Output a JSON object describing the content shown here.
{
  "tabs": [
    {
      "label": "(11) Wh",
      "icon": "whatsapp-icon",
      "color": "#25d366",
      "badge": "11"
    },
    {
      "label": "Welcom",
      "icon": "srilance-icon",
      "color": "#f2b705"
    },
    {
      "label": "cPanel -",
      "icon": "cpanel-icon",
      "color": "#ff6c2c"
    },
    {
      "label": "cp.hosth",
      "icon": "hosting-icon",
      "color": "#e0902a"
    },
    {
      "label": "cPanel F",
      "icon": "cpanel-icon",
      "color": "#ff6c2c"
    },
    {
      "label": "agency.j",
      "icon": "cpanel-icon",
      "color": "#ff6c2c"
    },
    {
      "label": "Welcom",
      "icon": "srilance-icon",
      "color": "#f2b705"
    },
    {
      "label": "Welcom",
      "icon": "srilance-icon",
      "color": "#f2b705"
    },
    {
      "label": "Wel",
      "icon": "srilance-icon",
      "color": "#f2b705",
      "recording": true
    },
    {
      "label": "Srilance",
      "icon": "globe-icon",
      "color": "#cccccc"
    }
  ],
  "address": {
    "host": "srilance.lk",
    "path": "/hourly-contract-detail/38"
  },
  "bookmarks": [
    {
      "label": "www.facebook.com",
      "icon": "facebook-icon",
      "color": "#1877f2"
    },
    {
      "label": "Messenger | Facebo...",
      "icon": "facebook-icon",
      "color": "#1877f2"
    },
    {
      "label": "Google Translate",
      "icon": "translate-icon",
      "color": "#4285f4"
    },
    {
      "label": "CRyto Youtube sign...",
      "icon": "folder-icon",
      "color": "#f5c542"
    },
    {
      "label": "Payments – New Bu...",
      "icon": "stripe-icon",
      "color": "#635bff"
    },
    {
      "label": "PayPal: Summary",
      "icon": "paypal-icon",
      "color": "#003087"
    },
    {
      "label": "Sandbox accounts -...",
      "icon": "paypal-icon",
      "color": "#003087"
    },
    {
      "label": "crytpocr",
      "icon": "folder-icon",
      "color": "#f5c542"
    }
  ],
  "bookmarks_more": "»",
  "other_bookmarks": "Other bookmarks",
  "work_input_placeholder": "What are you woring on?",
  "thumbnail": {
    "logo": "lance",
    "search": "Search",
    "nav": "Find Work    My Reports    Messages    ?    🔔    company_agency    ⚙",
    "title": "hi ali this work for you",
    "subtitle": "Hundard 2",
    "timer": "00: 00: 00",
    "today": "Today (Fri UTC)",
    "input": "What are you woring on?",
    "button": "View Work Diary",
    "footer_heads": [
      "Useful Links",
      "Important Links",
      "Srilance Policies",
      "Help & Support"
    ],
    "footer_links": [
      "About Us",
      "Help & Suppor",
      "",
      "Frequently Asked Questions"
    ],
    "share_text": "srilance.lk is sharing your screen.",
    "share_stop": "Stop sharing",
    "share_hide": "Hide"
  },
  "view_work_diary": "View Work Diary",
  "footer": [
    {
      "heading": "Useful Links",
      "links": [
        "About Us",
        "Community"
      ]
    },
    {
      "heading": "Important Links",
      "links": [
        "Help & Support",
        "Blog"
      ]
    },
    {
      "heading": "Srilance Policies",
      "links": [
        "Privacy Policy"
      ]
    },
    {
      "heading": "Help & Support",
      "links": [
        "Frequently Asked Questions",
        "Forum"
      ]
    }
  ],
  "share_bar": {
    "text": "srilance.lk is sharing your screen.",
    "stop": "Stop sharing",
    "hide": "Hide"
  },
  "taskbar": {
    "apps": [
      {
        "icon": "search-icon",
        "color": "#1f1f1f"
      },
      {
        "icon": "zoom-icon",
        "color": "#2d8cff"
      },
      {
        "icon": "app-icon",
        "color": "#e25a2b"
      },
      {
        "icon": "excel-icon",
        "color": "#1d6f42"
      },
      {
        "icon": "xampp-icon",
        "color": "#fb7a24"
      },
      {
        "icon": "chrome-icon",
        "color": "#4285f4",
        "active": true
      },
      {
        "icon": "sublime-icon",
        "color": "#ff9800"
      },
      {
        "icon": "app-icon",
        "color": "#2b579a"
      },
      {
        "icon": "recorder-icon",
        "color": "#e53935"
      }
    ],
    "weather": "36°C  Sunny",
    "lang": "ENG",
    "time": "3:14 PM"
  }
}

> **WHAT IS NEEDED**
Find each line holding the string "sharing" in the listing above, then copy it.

> **TASK OUTPUT**
    "share_text": "srilance.lk is sharing your screen.",
    "share_stop": "Stop sharing",
    "text": "srilance.lk is sharing your screen.",
    "stop": "Stop sharing",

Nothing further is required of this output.